Task item: Read through the data below and state how many of its lines contain the word "handle", adding nothing.

Data provided:
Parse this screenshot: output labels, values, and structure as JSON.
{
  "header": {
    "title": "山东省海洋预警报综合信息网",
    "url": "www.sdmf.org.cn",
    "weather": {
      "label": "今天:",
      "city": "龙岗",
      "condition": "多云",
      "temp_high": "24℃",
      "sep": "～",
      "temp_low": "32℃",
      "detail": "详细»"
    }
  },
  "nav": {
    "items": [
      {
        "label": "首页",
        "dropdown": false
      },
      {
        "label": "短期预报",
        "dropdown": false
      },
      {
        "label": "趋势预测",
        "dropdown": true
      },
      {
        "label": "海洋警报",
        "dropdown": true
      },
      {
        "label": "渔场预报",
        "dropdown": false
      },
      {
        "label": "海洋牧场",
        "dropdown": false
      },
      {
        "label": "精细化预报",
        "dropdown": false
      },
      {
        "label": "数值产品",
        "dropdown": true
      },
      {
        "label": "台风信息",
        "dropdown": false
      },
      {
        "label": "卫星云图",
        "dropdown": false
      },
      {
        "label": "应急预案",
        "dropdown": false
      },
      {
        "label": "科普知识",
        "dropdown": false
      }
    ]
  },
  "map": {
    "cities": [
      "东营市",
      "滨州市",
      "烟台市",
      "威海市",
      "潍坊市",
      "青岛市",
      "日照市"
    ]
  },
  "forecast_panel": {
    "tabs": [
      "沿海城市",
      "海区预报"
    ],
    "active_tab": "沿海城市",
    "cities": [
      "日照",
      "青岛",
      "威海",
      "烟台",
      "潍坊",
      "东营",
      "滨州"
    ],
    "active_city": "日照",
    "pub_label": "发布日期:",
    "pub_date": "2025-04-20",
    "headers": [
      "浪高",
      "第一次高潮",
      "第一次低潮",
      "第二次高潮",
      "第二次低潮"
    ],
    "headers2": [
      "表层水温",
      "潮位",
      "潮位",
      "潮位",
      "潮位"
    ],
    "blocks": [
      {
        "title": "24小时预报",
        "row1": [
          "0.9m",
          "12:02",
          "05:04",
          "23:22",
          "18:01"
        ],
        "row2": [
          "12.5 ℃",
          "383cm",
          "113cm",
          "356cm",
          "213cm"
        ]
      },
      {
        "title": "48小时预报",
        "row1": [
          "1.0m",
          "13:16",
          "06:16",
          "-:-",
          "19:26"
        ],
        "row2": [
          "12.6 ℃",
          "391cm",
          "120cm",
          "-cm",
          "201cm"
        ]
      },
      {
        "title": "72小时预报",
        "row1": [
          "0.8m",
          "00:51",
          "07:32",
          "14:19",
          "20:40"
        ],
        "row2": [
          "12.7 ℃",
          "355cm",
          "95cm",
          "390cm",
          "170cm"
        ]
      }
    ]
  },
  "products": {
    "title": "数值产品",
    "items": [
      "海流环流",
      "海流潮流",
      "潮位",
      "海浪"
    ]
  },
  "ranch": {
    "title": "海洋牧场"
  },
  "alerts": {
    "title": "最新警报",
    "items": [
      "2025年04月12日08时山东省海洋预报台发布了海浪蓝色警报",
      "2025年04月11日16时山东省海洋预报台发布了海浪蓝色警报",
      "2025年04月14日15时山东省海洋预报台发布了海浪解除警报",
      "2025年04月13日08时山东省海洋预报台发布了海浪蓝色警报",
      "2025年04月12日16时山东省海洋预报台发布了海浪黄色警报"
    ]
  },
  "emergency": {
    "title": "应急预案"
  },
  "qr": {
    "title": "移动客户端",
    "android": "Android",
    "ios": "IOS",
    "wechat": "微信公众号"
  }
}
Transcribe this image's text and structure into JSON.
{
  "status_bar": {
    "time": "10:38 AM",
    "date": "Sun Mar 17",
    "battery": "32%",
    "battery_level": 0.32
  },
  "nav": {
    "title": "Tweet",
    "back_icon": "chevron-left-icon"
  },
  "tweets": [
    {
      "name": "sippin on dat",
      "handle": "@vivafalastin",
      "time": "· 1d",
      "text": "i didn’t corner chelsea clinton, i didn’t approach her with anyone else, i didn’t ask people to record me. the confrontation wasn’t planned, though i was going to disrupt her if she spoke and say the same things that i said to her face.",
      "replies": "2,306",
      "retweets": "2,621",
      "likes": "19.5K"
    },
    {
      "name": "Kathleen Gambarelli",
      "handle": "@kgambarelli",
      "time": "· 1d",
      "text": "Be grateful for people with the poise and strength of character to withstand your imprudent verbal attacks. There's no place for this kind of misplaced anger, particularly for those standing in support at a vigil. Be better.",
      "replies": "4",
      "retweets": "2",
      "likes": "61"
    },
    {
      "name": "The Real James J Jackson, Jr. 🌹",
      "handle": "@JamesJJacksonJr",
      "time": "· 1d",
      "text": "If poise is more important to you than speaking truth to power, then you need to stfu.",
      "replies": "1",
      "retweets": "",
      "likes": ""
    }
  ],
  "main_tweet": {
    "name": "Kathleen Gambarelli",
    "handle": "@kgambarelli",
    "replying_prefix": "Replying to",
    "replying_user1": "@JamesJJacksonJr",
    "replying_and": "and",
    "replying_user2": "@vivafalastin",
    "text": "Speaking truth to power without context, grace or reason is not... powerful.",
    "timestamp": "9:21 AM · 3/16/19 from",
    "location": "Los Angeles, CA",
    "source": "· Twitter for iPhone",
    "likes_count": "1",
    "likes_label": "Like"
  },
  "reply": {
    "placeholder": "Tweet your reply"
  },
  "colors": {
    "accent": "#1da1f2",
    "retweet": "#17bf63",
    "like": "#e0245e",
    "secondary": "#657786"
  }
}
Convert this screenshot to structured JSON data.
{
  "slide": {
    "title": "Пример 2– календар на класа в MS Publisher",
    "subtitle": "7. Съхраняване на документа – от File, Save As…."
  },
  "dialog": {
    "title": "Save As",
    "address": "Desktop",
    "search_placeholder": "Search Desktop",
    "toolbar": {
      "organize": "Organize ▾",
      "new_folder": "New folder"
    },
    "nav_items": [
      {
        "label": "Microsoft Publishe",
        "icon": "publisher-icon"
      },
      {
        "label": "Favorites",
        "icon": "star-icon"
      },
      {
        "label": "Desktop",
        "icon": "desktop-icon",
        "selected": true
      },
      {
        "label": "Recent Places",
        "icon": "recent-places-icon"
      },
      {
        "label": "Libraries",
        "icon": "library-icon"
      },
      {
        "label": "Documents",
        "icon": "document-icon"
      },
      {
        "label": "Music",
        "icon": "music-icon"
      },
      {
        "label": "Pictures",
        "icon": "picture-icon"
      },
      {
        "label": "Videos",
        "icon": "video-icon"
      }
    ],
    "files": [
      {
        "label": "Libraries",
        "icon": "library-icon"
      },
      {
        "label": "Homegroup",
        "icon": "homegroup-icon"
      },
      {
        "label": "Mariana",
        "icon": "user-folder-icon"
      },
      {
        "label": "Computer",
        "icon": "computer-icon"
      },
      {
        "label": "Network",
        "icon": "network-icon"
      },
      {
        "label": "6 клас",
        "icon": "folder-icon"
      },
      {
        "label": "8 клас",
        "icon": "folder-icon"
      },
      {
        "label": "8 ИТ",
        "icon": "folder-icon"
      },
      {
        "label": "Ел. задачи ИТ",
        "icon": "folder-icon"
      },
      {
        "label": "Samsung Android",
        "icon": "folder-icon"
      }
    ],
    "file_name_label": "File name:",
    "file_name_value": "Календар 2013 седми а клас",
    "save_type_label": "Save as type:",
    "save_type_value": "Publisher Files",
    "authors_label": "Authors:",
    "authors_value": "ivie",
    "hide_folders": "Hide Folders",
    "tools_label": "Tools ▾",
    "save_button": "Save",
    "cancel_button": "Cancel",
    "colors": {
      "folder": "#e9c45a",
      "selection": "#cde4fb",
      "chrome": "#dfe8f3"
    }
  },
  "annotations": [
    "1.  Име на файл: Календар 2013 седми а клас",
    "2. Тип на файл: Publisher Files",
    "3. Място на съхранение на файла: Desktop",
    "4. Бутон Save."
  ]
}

Answer section: 4